In thoracoscopy, a thin, flexible viewing tube (called a thoracoscope) is inserted through a small incision in the chest. Fiberoptic cables permit the surgeon to visually inspect the lungs, mediastinum (the area between the lungs), and pleura (the membrane covering the lungs and lining the chest cavity). In addition, surgical instruments may be inserted through other small incisions in the chest, to perform both diagnostic and therapeutic procedures.
Purpose of the Thoracoscopy
- To visually inspect the lungs, pleura, or mediastinum for evidence of abnormalities
- To obtain tissue biopsies or fluid samples from the lungs, pleura, or mediastinum in order to diagnose infections, cancer, and other diseases
- Used therapeutically to remove excess fluid in the pleural cavity or pleural cysts, or to remove a portion of diseased lung tissue (wedge resection).
- To evaluate patients with pulmonary disease or abnormalities of the sac that surround the heart (pericardium) or the lining of the chest (pleura)
- To obtain a tissue sample (biopsy) for further evaluation and to diagnose inflammation, infection, fibrosis and cancer
- As a minimally-invasive method to perform certain types of surgery, such as pericardiectomy
Who Performs Thoracoscopy
- A chest surgeon or pulmonary specialist and a surgical team
Special Concerns about Thoracoscopy
- You may undergo various preoperative tests, such as pulmonary function tests, chest x-ray, and electrocardiography, to ensure that you are an appropriate candidate for this procedure.
- Thoracoscopy may not be safe for people who have had previous lung surgery, who have severe bleeding disorders, or who cannot breathe with just one lung (since one lung must be partially or completely deflated during the procedure).
- This procedure is associated with fewer risks, less postoperative pain, and faster recovery than open chest surgery (thoracotomy); however, if bleeding or other complications occur, or the procedure cannot be completed satisfactorily, an open thoracotomy may be required. l>
- Tell your doctor if you regularly take anticoagulants, nonsteroidal anti-inflammatory drugs (such as aspirin, ibuprofen, or naproxen), or any other medications. You may be instructed to discontinue certain drugs before the test. Also mention any herbs or supplements that you take.
- Do not eat or drink anything for 12 hours before the test.
- Immediately before the test, an intravenous (IV) needle or catheter is inserted into a vein in your arm, and you are placed under general anesthesia.
- A thin tube is inserted through your mouth and into your lungs. The lung on the operative side is partially or completely deflated to create space between the lung and chest wall and provide the surgeon with a clear view of the area.

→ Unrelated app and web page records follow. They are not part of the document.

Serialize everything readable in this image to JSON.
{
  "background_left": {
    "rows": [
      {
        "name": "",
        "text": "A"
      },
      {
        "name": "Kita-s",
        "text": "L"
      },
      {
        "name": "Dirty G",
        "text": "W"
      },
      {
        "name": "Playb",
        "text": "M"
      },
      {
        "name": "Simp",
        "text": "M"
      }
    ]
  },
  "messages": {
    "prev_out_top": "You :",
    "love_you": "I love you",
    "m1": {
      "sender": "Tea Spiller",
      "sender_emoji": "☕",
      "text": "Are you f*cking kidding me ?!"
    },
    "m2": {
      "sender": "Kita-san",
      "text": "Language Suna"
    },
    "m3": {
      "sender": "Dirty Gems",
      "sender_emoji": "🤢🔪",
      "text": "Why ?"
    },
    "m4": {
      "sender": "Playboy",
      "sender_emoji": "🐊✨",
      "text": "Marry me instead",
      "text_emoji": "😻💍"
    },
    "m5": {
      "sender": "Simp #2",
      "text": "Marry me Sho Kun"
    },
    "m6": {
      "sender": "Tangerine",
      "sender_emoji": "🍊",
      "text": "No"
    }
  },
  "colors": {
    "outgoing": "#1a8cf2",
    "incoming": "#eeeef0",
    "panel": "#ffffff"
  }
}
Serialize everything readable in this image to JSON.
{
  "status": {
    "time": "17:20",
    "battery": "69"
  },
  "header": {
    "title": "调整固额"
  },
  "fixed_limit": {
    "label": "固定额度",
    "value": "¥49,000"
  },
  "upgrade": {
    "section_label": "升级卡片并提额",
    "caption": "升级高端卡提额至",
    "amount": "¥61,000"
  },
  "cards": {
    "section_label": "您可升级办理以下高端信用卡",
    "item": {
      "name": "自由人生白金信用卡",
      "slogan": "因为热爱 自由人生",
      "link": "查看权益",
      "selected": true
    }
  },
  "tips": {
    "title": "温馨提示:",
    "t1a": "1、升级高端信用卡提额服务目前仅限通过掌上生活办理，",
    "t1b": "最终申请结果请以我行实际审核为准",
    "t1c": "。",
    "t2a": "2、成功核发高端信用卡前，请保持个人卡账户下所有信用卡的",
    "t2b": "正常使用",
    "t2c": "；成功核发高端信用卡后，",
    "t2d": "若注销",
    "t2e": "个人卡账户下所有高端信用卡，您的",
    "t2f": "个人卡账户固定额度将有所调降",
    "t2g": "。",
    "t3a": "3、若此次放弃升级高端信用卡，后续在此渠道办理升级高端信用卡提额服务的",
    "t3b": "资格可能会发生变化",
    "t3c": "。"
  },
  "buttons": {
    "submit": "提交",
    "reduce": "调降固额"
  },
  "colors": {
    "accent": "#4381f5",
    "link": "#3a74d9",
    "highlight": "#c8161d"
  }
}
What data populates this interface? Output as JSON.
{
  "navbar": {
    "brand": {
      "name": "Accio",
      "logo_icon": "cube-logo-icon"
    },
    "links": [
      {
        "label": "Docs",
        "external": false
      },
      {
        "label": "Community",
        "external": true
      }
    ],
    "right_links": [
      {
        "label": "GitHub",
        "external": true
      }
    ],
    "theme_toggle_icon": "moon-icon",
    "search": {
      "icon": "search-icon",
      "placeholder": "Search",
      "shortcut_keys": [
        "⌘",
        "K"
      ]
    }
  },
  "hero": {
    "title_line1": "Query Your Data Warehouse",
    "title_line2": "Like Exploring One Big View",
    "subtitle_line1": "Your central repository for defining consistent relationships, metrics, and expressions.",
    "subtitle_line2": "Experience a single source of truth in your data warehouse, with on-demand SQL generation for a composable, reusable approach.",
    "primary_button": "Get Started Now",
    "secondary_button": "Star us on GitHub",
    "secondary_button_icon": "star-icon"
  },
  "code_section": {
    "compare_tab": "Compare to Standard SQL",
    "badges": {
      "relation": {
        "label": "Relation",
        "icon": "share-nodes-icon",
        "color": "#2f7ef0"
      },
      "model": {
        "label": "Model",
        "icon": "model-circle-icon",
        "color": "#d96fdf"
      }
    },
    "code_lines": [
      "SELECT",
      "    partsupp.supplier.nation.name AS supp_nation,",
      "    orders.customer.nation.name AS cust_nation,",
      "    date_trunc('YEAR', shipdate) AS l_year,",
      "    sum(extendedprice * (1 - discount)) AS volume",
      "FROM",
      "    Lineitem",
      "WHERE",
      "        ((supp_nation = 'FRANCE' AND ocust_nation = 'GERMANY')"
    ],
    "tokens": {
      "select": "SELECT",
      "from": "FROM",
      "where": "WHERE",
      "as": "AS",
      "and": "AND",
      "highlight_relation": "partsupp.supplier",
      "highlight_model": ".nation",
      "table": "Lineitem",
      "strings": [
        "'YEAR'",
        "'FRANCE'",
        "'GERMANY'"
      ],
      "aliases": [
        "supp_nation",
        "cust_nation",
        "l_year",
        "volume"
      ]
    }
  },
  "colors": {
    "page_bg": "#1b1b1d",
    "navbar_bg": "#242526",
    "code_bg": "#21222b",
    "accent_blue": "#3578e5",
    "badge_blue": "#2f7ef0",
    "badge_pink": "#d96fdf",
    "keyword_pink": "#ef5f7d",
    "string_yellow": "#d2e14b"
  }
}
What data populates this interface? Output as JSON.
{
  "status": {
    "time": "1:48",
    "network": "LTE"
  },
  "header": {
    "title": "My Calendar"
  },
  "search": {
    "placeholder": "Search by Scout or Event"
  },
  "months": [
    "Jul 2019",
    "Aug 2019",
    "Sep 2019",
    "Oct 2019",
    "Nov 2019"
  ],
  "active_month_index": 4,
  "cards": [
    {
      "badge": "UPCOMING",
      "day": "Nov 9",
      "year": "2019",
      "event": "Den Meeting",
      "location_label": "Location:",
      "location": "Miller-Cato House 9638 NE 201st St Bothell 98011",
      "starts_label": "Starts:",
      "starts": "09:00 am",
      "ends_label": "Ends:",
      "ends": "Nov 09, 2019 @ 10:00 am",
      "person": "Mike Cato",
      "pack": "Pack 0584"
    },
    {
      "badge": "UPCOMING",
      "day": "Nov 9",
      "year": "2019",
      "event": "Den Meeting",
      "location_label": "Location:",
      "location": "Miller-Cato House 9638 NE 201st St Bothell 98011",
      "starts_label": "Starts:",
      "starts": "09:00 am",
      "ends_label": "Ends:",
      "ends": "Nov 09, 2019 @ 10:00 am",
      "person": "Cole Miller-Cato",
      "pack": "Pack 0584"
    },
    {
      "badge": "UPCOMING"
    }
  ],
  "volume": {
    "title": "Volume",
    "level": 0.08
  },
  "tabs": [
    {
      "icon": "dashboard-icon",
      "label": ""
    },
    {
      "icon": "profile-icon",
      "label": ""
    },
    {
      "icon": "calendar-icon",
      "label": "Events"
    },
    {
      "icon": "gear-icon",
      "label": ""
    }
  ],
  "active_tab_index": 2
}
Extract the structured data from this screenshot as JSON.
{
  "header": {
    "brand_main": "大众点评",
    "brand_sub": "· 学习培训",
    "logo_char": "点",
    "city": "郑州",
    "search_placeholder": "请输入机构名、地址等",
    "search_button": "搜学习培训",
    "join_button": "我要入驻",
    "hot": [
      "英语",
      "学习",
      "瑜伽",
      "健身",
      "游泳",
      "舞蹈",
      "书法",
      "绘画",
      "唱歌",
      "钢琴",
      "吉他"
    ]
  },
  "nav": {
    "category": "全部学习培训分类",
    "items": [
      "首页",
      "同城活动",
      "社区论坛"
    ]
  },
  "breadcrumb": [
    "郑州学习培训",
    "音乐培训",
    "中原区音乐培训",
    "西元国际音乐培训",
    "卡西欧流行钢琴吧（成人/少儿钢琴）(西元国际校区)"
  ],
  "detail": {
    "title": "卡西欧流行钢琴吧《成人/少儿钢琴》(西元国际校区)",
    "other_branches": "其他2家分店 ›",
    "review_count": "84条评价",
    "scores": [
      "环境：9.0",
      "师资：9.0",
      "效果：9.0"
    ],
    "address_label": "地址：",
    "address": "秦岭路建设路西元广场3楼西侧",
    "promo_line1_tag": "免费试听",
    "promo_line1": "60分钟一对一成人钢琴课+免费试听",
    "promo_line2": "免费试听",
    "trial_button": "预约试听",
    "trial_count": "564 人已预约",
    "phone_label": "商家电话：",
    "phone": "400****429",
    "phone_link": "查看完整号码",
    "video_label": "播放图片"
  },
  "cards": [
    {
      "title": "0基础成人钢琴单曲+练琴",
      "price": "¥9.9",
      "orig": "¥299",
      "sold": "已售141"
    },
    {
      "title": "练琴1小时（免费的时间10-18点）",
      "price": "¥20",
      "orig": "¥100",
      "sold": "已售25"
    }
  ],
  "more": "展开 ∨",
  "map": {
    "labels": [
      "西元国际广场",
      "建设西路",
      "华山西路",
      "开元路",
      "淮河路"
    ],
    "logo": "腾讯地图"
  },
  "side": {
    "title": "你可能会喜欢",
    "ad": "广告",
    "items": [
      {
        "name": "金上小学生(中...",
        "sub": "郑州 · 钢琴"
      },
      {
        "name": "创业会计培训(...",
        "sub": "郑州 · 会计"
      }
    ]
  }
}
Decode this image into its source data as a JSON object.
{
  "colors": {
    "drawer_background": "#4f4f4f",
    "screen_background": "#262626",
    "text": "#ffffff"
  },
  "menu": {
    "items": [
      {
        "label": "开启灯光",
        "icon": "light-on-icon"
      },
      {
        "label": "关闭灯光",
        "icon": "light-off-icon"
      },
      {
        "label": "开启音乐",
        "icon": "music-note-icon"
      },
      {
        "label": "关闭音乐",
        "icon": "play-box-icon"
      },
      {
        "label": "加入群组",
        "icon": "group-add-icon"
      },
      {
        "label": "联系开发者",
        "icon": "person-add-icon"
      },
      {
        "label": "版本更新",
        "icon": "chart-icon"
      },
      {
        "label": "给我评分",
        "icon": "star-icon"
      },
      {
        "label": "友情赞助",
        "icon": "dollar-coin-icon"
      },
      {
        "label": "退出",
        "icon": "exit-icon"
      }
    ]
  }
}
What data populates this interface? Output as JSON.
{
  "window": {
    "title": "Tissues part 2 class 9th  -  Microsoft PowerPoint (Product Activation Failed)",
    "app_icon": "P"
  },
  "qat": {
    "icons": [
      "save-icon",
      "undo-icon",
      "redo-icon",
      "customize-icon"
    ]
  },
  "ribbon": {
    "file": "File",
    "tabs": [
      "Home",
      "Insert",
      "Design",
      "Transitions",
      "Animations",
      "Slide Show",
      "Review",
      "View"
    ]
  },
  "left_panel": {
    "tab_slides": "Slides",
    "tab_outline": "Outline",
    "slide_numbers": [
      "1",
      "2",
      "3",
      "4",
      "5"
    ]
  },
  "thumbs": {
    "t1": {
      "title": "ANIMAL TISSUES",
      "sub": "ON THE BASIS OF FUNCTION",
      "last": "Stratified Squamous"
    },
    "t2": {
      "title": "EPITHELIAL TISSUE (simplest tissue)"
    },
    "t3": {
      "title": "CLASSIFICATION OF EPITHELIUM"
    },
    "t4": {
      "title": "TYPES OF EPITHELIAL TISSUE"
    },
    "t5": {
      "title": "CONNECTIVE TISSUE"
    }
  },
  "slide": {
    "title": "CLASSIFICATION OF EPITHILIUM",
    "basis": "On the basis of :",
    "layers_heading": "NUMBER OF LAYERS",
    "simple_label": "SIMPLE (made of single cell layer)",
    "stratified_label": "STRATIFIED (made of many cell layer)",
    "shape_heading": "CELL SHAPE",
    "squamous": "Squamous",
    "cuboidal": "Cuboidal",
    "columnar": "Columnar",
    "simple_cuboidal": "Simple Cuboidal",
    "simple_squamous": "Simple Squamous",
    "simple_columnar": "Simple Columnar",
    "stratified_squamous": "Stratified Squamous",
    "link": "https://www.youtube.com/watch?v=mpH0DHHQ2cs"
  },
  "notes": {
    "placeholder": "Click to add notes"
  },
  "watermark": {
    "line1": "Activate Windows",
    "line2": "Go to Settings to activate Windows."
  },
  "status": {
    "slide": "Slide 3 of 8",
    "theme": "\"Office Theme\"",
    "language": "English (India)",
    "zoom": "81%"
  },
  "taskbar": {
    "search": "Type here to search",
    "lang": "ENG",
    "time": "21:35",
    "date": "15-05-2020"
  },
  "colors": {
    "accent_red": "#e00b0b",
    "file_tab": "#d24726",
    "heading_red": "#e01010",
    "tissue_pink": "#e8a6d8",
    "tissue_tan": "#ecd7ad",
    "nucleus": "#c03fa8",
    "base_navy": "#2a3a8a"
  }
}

- The surgeon makes several small incisions in your chest, and inserts drainage tubes to remove blood during the procedure. The scope is passed into the space between the lung and chest wall; fiberoptic cables transmit images of the area onto a TV screen in the operating room. The scope may be moved to different locations as needed.
- Following inspection of the lung and pleura, the doctor may insert surgical instruments through small incisions to remove tissue or fluid for diagnostic examination or as a therapeutic measure.
- The scope and other instruments are removed, the collapsed lung is re-expanded, and all the incisions but one are closed with stitches or adhesive tape. A thin tube is placed in the remaining incision and left there for 1 to 2 days, in order to drain air and fluid from the chest.
- The procedure takes between 45 and 90 minutes.
- Thoracoscopy requires general anesthesia, and thus carries the associated risks.
- Rare complications include excessive bleeding, infection, perforation of the diaphragm, and pneumothorax (leakage of air outside the lungs and into the pleural cavity, resulting in a collapsed lung).
- You will remain in the hospital up to several days until you recover from the effects of surgery and anesthesia. During this time, your vital signs will be monitored, and you will be observed for any signs of complications.
- You may be given pain-relieving medication to allay the discomfort associated with surgery.
- A chest x-ray will be performed to ensure complete reinflation of the lung.
- Depending on the suspected problem, tissue and fluid specimens may be sent to different laboratories for inspection. For example, biopsied tissue may be inspected under a microscope for signs of unusual cells, or may be cultured for infectious organisms.
- If a malignant lung tumor is suspected, biopsy specimens may be examined during the procedure via frozen section. If lung cancer is detected, additional surgical procedures may be performed immediately to remove all or part of the affected lung.
- If a definitive diagnosis can be made, appropriate treatment will be initiated.
- If the doctor cannot make a diagnosis, additional tests, such as a bronchoscopy or open lung biopsy, may be needed.
Before the Thoracoscopy
What You Experience during Thoracoscopy
Risks and Complications of Thoracoscopy
After the Thoracoscopy
Results of Thoracoscopy
The Johns Hopkins Consumer Guide to Medical Tests
Simeon Margolis, M.D., Ph.D., Medical Editor
Updated by Remedy Health Media